What you are asked to do: Copy out the full data exactly as given; pictures should not be included.

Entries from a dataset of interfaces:
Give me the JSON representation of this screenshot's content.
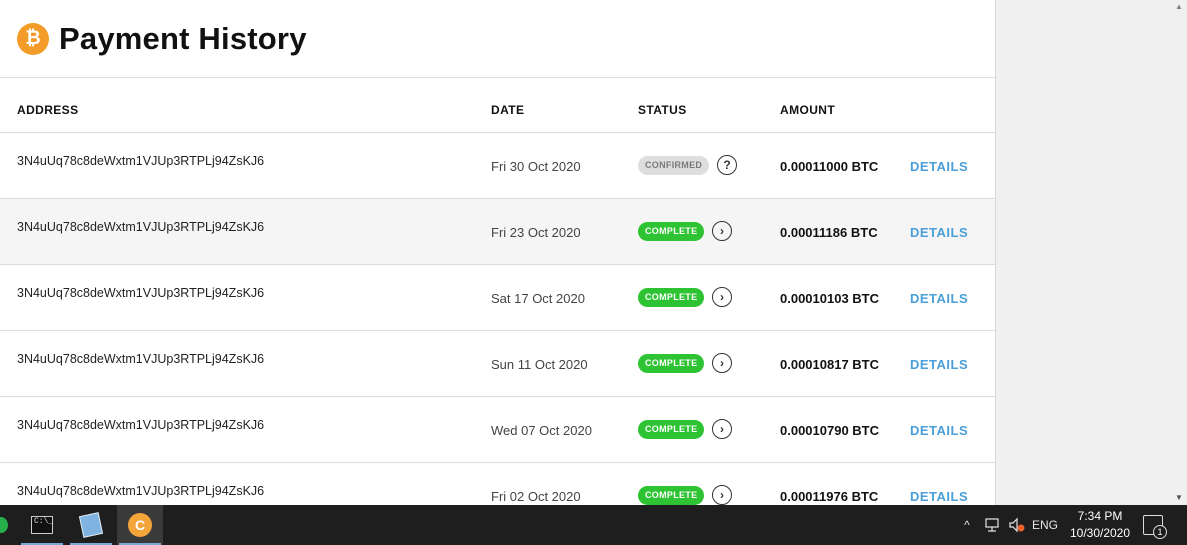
{
  "header": {
    "title": "Payment History",
    "logo_glyph": "₿"
  },
  "table": {
    "columns": [
      "ADDRESS",
      "DATE",
      "STATUS",
      "AMOUNT"
    ],
    "rows": [
      {
        "address": "3N4uUq78c8deWxtm1VJUp3RTPLj94ZsKJ6",
        "date": "Fri 30 Oct 2020",
        "status": "CONFIRMED",
        "status_icon": "?",
        "amount": "0.00011000 BTC",
        "details": "DETAILS"
      },
      {
        "address": "3N4uUq78c8deWxtm1VJUp3RTPLj94ZsKJ6",
        "date": "Fri 23 Oct 2020",
        "status": "COMPLETE",
        "status_icon": "›",
        "amount": "0.00011186 BTC",
        "details": "DETAILS"
      },
      {
        "address": "3N4uUq78c8deWxtm1VJUp3RTPLj94ZsKJ6",
        "date": "Sat 17 Oct 2020",
        "status": "COMPLETE",
        "status_icon": "›",
        "amount": "0.00010103 BTC",
        "details": "DETAILS"
      },
      {
        "address": "3N4uUq78c8deWxtm1VJUp3RTPLj94ZsKJ6",
        "date": "Sun 11 Oct 2020",
        "status": "COMPLETE",
        "status_icon": "›",
        "amount": "0.00010817 BTC",
        "details": "DETAILS"
      },
      {
        "address": "3N4uUq78c8deWxtm1VJUp3RTPLj94ZsKJ6",
        "date": "Wed 07 Oct 2020",
        "status": "COMPLETE",
        "status_icon": "›",
        "amount": "0.00010790 BTC",
        "details": "DETAILS"
      },
      {
        "address": "3N4uUq78c8deWxtm1VJUp3RTPLj94ZsKJ6",
        "date": "Fri 02 Oct 2020",
        "status": "COMPLETE",
        "status_icon": "›",
        "amount": "0.00011976 BTC",
        "details": "DETAILS"
      }
    ]
  },
  "colors": {
    "complete": "#2ec332",
    "confirmed": "#dedede",
    "details_link": "#4a9fd9",
    "btc_orange": "#f39c29"
  },
  "taskbar": {
    "apps": [
      "terminal-icon",
      "notepad-icon",
      "coin-app-icon"
    ],
    "tray": {
      "chevron": "^",
      "language": "ENG",
      "time": "7:34 PM",
      "date": "10/30/2020",
      "notification_count": "1"
    }
  }
}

Output for this task:
Give me the JSON representation of this screenshot's content.
{
  "header": {
    "title": "Payment History",
    "logo_glyph": "₿"
  },
  "table": {
    "columns": [
      "ADDRESS",
      "DATE",
      "STATUS",
      "AMOUNT"
    ],
    "rows": [
      {
        "address": "3N4uUq78c8deWxtm1VJUp3RTPLj94ZsKJ6",
        "date": "Fri 30 Oct 2020",
        "status": "CONFIRMED",
        "status_icon": "?",
        "amount": "0.00011000 BTC",
        "details": "DETAILS"
      },
      {
        "address": "3N4uUq78c8deWxtm1VJUp3RTPLj94ZsKJ6",
        "date": "Fri 23 Oct 2020",
        "status": "COMPLETE",
        "status_icon": "›",
        "amount": "0.00011186 BTC",
        "details": "DETAILS"
      },
      {
        "address": "3N4uUq78c8deWxtm1VJUp3RTPLj94ZsKJ6",
        "date": "Sat 17 Oct 2020",
        "status": "COMPLETE",
        "status_icon": "›",
        "amount": "0.00010103 BTC",
        "details": "DETAILS"
      },
      {
        "address": "3N4uUq78c8deWxtm1VJUp3RTPLj94ZsKJ6",
        "date": "Sun 11 Oct 2020",
        "status": "COMPLETE",
        "status_icon": "›",
        "amount": "0.00010817 BTC",
        "details": "DETAILS"
      },
      {
        "address": "3N4uUq78c8deWxtm1VJUp3RTPLj94ZsKJ6",
        "date": "Wed 07 Oct 2020",
        "status": "COMPLETE",
        "status_icon": "›",
        "amount": "0.00010790 BTC",
        "details": "DETAILS"
      },
      {
        "address": "3N4uUq78c8deWxtm1VJUp3RTPLj94ZsKJ6",
        "date": "Fri 02 Oct 2020",
        "status": "COMPLETE",
        "status_icon": "›",
        "amount": "0.00011976 BTC",
        "details": "DETAILS"
      }
    ]
  },
  "colors": {
    "complete": "#2ec332",
    "confirmed": "#dedede",
    "details_link": "#4a9fd9",
    "btc_orange": "#f39c29"
  },
  "taskbar": {
    "apps": [
      "terminal-icon",
      "notepad-icon",
      "coin-app-icon"
    ],
    "tray": {
      "chevron": "^",
      "language": "ENG",
      "time": "7:34 PM",
      "date": "10/30/2020",
      "notification_count": "1"
    }
  }
}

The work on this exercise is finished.